Rivka is a 16-year-old changemaker living in Leiden, strongly engaged in climate activism on a national and local level. She has been actively involved in Fridays for Future for the past two and a half years, starting a local group in the South of the Netherlands and helping with the organization of national strikes, including the 26th of May Climate Strike in Utrecht. 

There is a high urgency for climate action. The impacts of climate change are intensifying rapidly, making it an unprecedented crisis. Global temperatures are rising, ice caps are shrinking and there is an escalation of natural disasters, all giving clear signs of the urgent need for action. Failure in addressing climate change effectively will have consequences for ecosystems and human well-being, hitting harder women, gender non-conforming people, and marginalized individuals and communities. Raising awareness about the issue and the numerous intersections of social and environmental issues are vital to drive meaningful change. 

Youth awareness and mobilization 

This is why Rivka invests a great amount of energy for youth awareness and mobilization, through small projects, like planting flowers in the city, or through national work. She is also involved in the Climate Academy, where, together with other encouraging activists, she tries to pressure educational institutions to incorporate climate education as a subject in schools.  With her work she has been able to mobilize a lot more people in her city, having high schoolers as the most targeted audience, but she tries to encourage everyone to make a difference and have an impact, even grandparents, who will also give a speech at the Climate Strike on the 26th of May. 

The government is still not doing anything, but I noticed a lot that my friends started becoming active after I became an activist, a lot more people in our city became active and started to learn about the issue, and they themselves also started doing work around it. So, in my environment it had a lot of impact, but the government and international corporations are still doing nothing.’ 

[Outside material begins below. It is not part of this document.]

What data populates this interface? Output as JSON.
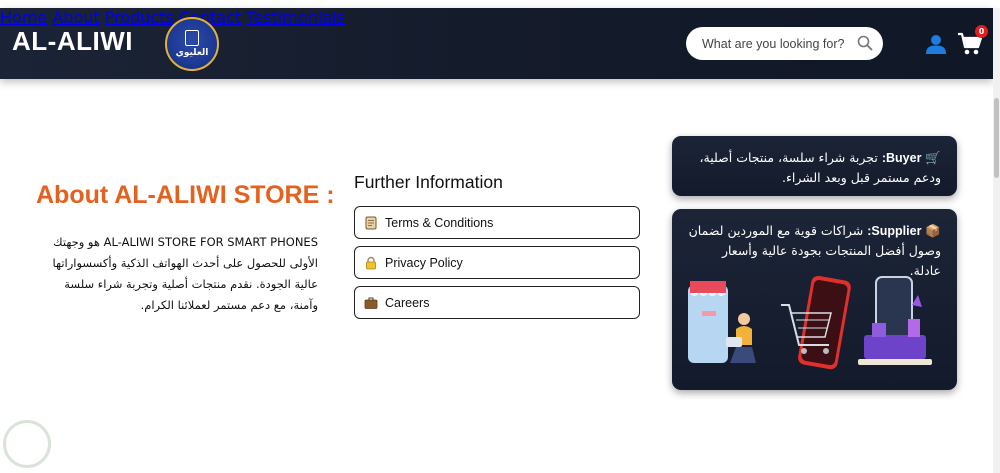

Talking about the strike, she proudly shared that a new feature of this demonstration is the collaboration between many youth organizations, including Fridays for Future Nederland, Youth for Climate, Spun youth, Extinction Rebellion Youth, End Fossil Occupy!, and Students for Future. This is an innovative feature, since it is often the case of having them working on different projects; by joining forces bigger impacts can be created. Furthermore, the choice of the date it is not incidental: it is right before the weekend of the ‘Stop Fossiele Subsidies’ A12 protest in Den Haag.  

We all in the climate movement have the same goal to stop fossil subsidies, but some children cannot participate in the blockade because they think it is scary or their parents won’t allow it. That is why we decided to do the strike and make it accessible for everyone, and still make them have a voice against the fossil companies.’ 

Rivka has been the national coordinator for the organization of the strike; hence she has been in charge of contacting various organizations and local groups in the Netherlands and kept track of everyone’s work to make sure that everything is ready for the upcoming protest.  She has shared that, being sort of new in climate activism, she values the work that people and organizations have already done up until now and recommends everyone to build up on that. 

‘There are already so many documents, contacts, names of organizations which is great to have it and use it, but you have to know where to find it.’ 

Moreover, one of the main challenges for her and her organization is being able to reach out to youth groups that might not have the ability to join in or the energy to be concerned as they have more urgent day-to-day concerns. She explains how the people the organization is able to reach out to include mainly white, upper middle-class individuals, since those with working class backgrounds might not have the energy to focus on climate actions as they need to help their parents provide for a living, making it hard to push climate urgency narratives to a broader, diverse audience. 

Article by Arianna Paterino